The crowd size assembled along the river banks might have thrilled Indianapolis Motor Speedway event promoters, who said last year they were considering bringing the unique air race to the Speedway as part of the track’s centennial celebration.
Red Bull Air Race officials reported that 170,000 paid to attend the two-day event, while the Free-Press reported another 500,000 or so crammed every square inch of the river bank on the Detroit and Canada sides to watch the sky-bound race unpaid. Crowd estimates came from the Detroit Police Department, Windsor Police Department and General Motors Security officials, said Red Bull Communications Manager Maddy Stephens.
“It was amazing,” Stephens said. “It shows there is a Midwest audience.”
The inaugural Detroit race followed the first U.S. stop of the 2008 series in San Diego on May 3 and 4, where it returned for a second year with 120,000 spectators. The Red Bull Air Race World Series has been extremely popular for several years in places like Rio de Janeiro and other markets worldwide. It is just taking off in the U.S.
The 5-year-old airplane racing circuit is hyped for combining the intrigue of a high-wire circus act, thrills of an alpine ski race, and cutting-edge technology of Formula One auto racing.
IMS officials in February tabled the idea of hosting an air race so it could focus on the debut of the MotoGP motorcycle race this fall, the possible return of a Formula One race, and special projects surrounding its 2009 centennial. The Speedway’s centennial celebrations will extend through 2011.

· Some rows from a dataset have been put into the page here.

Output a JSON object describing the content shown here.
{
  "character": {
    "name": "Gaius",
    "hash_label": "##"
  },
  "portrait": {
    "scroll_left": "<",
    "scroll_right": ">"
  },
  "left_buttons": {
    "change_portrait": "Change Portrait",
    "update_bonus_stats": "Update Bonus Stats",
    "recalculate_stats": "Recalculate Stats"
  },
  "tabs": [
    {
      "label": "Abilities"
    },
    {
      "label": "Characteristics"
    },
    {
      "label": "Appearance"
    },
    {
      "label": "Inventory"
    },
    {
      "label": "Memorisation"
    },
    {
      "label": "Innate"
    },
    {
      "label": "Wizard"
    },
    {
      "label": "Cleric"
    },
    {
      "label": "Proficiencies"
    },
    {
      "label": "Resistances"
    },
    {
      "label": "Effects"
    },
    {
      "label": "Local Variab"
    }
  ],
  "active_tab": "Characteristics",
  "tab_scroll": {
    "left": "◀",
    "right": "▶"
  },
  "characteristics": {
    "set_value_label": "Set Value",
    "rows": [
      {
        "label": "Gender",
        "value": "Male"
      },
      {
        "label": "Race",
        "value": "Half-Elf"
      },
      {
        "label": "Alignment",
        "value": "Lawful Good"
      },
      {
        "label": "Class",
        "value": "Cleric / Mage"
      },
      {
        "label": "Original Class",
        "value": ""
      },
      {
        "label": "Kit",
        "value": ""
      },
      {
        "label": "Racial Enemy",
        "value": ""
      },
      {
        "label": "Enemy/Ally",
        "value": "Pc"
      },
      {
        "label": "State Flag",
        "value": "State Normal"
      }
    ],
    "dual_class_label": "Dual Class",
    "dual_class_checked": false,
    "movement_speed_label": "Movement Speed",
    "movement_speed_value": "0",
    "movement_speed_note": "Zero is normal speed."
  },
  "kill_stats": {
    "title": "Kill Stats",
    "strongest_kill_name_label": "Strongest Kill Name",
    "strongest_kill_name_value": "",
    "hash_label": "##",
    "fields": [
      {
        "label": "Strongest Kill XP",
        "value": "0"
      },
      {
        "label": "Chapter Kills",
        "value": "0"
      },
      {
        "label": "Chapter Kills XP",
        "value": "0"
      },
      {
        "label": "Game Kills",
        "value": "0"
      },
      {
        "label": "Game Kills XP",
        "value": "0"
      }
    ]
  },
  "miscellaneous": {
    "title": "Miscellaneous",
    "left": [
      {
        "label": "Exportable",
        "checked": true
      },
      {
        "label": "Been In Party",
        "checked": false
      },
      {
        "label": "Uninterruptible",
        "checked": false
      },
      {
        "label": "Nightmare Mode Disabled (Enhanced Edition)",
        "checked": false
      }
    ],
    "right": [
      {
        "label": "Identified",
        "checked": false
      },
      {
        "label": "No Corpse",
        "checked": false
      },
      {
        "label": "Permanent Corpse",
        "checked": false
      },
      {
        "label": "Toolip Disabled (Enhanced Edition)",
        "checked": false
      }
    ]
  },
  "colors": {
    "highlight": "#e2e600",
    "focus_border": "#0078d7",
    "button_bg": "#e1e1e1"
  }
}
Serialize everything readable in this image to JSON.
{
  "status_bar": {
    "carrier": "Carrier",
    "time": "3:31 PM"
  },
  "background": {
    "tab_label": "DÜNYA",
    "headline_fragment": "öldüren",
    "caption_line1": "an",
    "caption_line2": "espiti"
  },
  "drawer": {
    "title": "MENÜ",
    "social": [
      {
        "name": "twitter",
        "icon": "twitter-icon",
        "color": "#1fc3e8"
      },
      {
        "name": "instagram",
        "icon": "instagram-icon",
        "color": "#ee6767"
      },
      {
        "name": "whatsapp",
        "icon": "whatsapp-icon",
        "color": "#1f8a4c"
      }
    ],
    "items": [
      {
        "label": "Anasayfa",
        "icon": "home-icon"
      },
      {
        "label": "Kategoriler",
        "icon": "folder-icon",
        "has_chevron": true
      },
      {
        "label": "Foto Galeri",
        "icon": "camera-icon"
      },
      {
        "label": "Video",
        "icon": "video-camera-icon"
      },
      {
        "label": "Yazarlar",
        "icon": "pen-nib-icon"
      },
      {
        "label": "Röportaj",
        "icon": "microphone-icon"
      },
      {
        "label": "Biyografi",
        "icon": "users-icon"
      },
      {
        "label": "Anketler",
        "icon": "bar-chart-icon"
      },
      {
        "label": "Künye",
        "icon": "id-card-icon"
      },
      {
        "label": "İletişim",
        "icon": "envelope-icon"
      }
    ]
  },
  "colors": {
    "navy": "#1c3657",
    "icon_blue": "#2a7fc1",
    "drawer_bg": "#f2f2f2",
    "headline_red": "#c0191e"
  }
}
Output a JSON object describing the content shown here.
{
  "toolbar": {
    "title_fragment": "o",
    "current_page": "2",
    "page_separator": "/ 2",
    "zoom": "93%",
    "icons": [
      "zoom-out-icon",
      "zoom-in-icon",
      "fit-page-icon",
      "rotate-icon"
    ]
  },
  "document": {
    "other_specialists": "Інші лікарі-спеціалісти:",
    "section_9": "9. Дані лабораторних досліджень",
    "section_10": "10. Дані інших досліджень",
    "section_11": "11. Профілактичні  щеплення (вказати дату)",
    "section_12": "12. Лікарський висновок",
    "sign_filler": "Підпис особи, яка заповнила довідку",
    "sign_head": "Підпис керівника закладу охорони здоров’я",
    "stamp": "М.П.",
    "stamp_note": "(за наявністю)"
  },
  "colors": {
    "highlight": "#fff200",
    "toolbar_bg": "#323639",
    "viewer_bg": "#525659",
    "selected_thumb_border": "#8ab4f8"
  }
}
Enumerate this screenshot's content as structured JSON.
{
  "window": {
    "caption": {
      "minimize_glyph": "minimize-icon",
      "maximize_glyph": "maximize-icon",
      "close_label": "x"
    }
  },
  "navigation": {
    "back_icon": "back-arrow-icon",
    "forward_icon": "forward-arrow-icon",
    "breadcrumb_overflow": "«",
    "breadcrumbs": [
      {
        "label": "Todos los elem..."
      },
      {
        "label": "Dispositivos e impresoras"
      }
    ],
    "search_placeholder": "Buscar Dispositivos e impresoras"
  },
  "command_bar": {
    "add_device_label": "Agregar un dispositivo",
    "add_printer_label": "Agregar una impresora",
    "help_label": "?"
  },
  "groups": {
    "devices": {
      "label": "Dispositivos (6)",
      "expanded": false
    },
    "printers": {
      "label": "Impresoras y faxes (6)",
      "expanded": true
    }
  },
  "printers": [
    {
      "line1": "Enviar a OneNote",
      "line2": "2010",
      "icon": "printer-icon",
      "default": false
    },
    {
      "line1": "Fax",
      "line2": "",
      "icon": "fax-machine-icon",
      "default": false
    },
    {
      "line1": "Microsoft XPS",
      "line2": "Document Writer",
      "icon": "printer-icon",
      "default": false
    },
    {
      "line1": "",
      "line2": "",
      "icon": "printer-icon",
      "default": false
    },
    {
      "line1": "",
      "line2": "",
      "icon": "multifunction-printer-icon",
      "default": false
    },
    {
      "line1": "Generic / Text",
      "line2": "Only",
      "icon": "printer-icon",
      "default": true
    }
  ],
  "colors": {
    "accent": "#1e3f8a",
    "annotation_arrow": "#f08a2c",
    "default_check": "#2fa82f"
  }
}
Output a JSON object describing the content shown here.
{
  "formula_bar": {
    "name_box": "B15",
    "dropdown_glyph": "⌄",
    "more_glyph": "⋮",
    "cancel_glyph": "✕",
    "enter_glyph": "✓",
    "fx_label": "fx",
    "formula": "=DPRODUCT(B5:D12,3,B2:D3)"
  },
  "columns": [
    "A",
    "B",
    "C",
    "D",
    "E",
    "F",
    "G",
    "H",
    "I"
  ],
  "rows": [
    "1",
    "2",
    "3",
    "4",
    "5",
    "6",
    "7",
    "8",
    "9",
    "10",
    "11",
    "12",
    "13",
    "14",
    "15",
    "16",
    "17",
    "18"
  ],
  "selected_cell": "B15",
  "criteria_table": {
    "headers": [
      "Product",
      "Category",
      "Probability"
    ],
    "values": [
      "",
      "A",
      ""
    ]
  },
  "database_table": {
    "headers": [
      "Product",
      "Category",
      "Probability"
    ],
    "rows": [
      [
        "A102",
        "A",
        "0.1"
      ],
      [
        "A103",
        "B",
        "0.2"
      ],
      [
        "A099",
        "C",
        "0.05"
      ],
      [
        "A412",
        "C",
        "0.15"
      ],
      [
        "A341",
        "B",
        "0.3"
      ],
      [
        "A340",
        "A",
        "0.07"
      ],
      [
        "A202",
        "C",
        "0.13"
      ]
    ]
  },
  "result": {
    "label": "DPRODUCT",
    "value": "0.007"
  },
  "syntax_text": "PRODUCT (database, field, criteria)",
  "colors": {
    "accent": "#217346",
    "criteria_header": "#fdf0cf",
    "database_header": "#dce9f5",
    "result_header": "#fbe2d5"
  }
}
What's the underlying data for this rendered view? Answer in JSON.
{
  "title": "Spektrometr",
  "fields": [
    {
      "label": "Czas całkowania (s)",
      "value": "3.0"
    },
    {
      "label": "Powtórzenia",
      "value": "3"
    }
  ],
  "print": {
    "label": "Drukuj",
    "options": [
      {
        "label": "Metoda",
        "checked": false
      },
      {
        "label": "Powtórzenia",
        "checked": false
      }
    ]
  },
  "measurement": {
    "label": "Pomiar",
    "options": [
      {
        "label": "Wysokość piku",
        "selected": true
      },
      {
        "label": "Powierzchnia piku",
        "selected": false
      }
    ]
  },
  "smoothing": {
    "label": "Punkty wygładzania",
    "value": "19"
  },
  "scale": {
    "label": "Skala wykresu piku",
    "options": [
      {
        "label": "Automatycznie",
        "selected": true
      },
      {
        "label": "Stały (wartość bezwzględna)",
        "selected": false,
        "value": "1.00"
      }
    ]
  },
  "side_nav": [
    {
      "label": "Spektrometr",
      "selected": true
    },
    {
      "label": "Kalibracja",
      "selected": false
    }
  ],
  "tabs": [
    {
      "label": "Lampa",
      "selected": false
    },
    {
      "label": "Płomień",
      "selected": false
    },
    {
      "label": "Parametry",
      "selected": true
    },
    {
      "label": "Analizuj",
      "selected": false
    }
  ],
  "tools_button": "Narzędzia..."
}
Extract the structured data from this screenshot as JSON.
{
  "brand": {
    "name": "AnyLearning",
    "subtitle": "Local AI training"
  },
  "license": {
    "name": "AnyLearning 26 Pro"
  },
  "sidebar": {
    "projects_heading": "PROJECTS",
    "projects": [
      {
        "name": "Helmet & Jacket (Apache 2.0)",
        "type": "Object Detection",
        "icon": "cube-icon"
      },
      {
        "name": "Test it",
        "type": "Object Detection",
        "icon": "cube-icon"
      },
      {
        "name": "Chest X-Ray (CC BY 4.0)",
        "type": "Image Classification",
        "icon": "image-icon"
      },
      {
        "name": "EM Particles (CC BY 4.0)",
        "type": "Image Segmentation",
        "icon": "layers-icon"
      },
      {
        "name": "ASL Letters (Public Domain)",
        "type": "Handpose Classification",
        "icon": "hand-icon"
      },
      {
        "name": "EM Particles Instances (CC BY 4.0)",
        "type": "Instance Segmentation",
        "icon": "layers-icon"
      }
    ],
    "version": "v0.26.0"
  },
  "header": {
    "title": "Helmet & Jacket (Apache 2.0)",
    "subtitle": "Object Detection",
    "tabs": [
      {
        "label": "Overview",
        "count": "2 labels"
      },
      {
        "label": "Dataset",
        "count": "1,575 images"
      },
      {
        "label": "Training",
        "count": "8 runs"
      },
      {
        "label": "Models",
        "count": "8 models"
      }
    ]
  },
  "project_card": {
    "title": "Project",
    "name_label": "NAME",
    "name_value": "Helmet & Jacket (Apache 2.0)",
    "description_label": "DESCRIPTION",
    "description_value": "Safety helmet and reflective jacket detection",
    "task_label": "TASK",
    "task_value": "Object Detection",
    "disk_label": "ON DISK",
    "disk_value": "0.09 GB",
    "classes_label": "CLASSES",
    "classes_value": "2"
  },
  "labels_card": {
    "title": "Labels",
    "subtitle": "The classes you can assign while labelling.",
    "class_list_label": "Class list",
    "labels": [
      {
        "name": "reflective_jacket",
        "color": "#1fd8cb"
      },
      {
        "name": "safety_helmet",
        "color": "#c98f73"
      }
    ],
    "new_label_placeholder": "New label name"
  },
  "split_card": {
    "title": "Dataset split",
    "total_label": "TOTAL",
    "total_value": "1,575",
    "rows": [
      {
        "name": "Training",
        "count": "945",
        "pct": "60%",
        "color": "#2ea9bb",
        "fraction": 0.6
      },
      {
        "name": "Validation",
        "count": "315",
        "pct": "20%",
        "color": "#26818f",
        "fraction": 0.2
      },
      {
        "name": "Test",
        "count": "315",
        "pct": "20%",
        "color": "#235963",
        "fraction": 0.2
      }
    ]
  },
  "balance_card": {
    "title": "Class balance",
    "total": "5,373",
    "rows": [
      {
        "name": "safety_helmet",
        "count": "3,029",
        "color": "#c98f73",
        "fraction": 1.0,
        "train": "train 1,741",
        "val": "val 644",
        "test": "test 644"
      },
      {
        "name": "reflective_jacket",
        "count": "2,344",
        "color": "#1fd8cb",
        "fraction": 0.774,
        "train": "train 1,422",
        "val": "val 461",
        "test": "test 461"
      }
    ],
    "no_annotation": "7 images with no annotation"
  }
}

Red Bull still has interest in the Indianapolis market, Stephens said, and IMS officials haven’t totally ruled it out. The crowds in Detroit certainly didn’t dampen local interest.